Dr Kim: The project to create a local maize variety was started in 2014 as a cooperation between Kopia and the General Directorate of Agriculture. The result was a hybrid corn variety known as ‘BNT-5666.’ This variety yields 8.9 tonnes per hectare, which makes it 3.4 percent more productive than Thailand’s Pacific-999 and 62 percent more than Vietnam’s LVN-10. In addition, it is resistant to downy mildew disease.
Simultaneously, Kopia and GDA have worked together to breed a new hybrid variety of silkworm. The main purpose of the project is to boost the quality of cocoons by crossing Gumokjam, a Korean high yielding variety, with Golden Silk, which is a local variety with lower yields. The resulting silkworm, named ‘CK1.7.4,’ was able to yield 11.8 kilograms of white cocoon per each 10,000 silkworms, and thrives in the Cambodian climate.
KT: What have been other major achievements for your organisation in the last eight years in the Kingdom?
Dr Kim: We are also working on developing the production technology for potatoes, because this plant has never been grown in Cambodia. All the potatoes here are imported from overseas. As far as I’m concerned, more than 5,000 tonnes of potatoes are imported from overseas every year, mainly from Vietnam and China, but sometimes also from Australia and Japan.
We therefore would really like to develop the technology in Cambodia. We initiated a pilot programme in Pursat, Battambang and Mondulkiri provinces. The Royal University of Agriculture is developing the technology with farmers in Mondulkiri, and we are supporting them by training professors in Korea and by bringing Korean experts to the country.
We also developed a more efficient chicken farming technology and helped Cambodian farmers adopt it. The project has been running for over three years, and we have helped increased local farmers’ incomes. For the next two years, we will focus on supporting those farmers involved in the programme.
KT: How much money has Kopia invested to aid the government’s agricultural projects?
Dr Kim: Last year, it was more than $700,000. However, most projects will finish this year, so I am now designing new projects that will be eventually submitted to the Rural Development Administration of Korea for approval.

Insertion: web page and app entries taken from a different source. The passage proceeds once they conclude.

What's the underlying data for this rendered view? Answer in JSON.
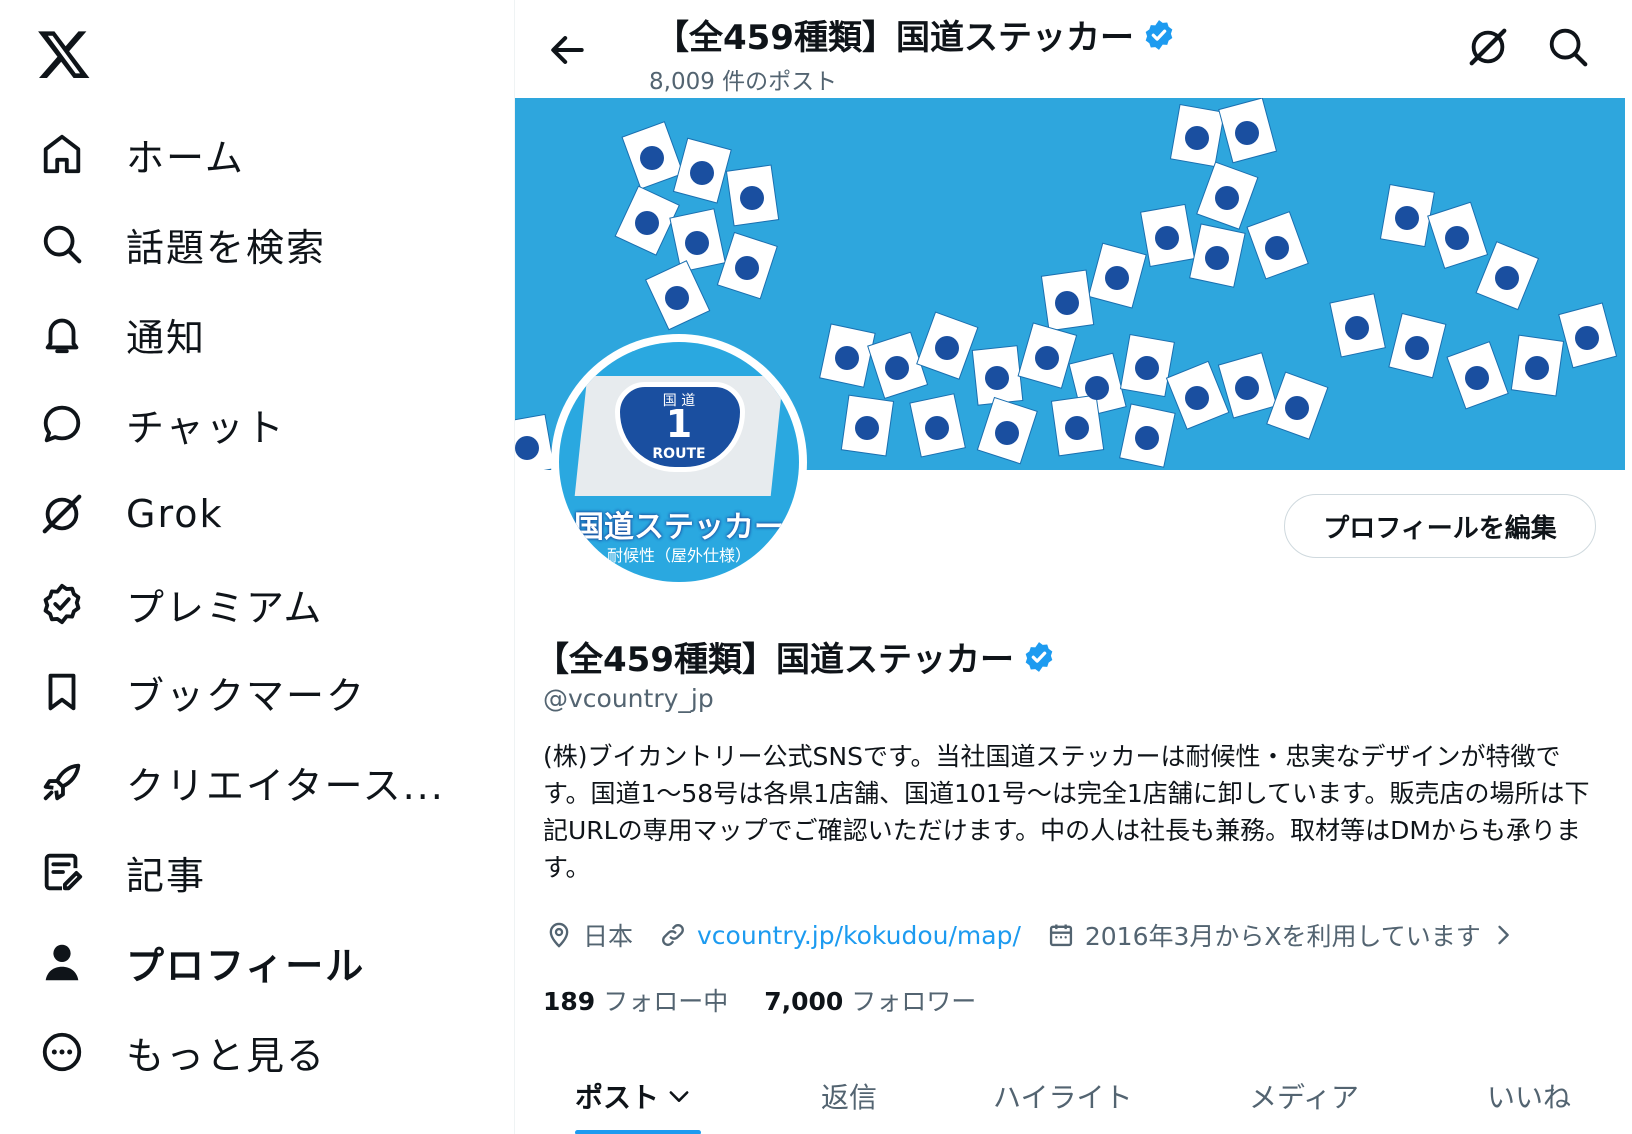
{
  "nav": {
    "items": [
      {
        "label": "ホーム",
        "icon": "home-icon"
      },
      {
        "label": "話題を検索",
        "icon": "search-icon"
      },
      {
        "label": "通知",
        "icon": "bell-icon"
      },
      {
        "label": "チャット",
        "icon": "chat-icon"
      },
      {
        "label": "Grok",
        "icon": "grok-icon"
      },
      {
        "label": "プレミアム",
        "icon": "verified-badge-icon"
      },
      {
        "label": "ブックマーク",
        "icon": "bookmark-icon"
      },
      {
        "label": "クリエイタース...",
        "icon": "rocket-icon"
      },
      {
        "label": "記事",
        "icon": "article-icon"
      },
      {
        "label": "プロフィール",
        "icon": "person-icon"
      },
      {
        "label": "もっと見る",
        "icon": "more-circle-icon"
      }
    ]
  },
  "header": {
    "title": "【全459種類】国道ステッカー",
    "post_count": "8,009 件のポスト"
  },
  "avatar": {
    "kokudo": "国 道",
    "number": "1",
    "route": "ROUTE",
    "brand": "国道ステッカー",
    "brand_sub": "耐候性（屋外仕様）"
  },
  "profile": {
    "edit_button": "プロフィールを編集",
    "name": "【全459種類】国道ステッカー",
    "handle": "@vcountry_jp",
    "bio": "(株)ブイカントリー公式SNSです。当社国道ステッカーは耐候性・忠実なデザインが特徴です。国道1～58号は各県1店舗、国道101号～は完全1店舗に卸しています。販売店の場所は下記URLの専用マップでご確認いただけます。中の人は社長も兼務。取材等はDMからも承ります。",
    "location": "日本",
    "url": "vcountry.jp/kokudou/map/",
    "joined": "2016年3月からXを利用しています",
    "following_count": "189",
    "following_label": "フォロー中",
    "followers_count": "7,000",
    "followers_label": "フォロワー"
  },
  "tabs": [
    "ポスト",
    "返信",
    "ハイライト",
    "メディア",
    "いいね"
  ],
  "colors": {
    "accent": "#1d9bf0",
    "banner": "#2ea6dd",
    "text": "#0f1419",
    "muted": "#536471"
  }
}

For these new projects, I am working in close cooperation with government officials and researchers. A priority area will be investing in technology that can raise farmers’ incomes and improve crops. As you may know, after rice is harvested, most fields are left idle, without any crops planted. We would like to develop a mechanism to solve this issue, which entails figuring out the right crops for local soil and climate conditions. I am now on talks with the Cambodian Agricultural Research and Development Institute (Cardi) to use mung beans for this project.
Next year, we would also like to help GDA register the new hybrid corn variety. Before this happens, however, we will need to test some more the new variety, including its adoptability to the Cambodian environment. We would like to support these tests.

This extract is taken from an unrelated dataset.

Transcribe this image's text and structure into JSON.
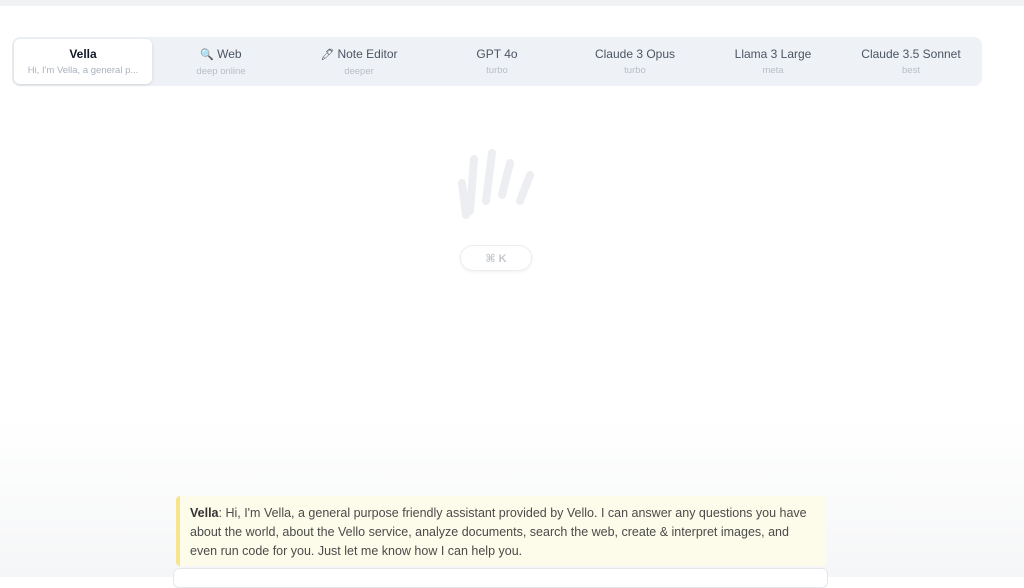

KT: How will the local agriculture sector develop in years to come? What are the challenges and opportunities?
Dr Kim: First of all, Cambodia has great access to all sorts of advanced technology from around the world due to its great location in the heart of Asean. This will prove invaluable as Cambodians build the infrastructure they need to sustain the sector.
To continue on the path of rapid development, Cambodia needs very strong leadership. As other sectors, particularly industry and services, expand, growth in more traditional industries like agriculture will slow down, and we need to prepare for this. We need to acquire the technology that will help us overcome difficulties and boost the sector. We need to build the skills of the young generations that will join the labour market in the near future, as well as those of the leaders and government officials that are drafting the strategies that will guide the development of the sector. To do all this right, we need to look in the direction of more developed economies like Korea.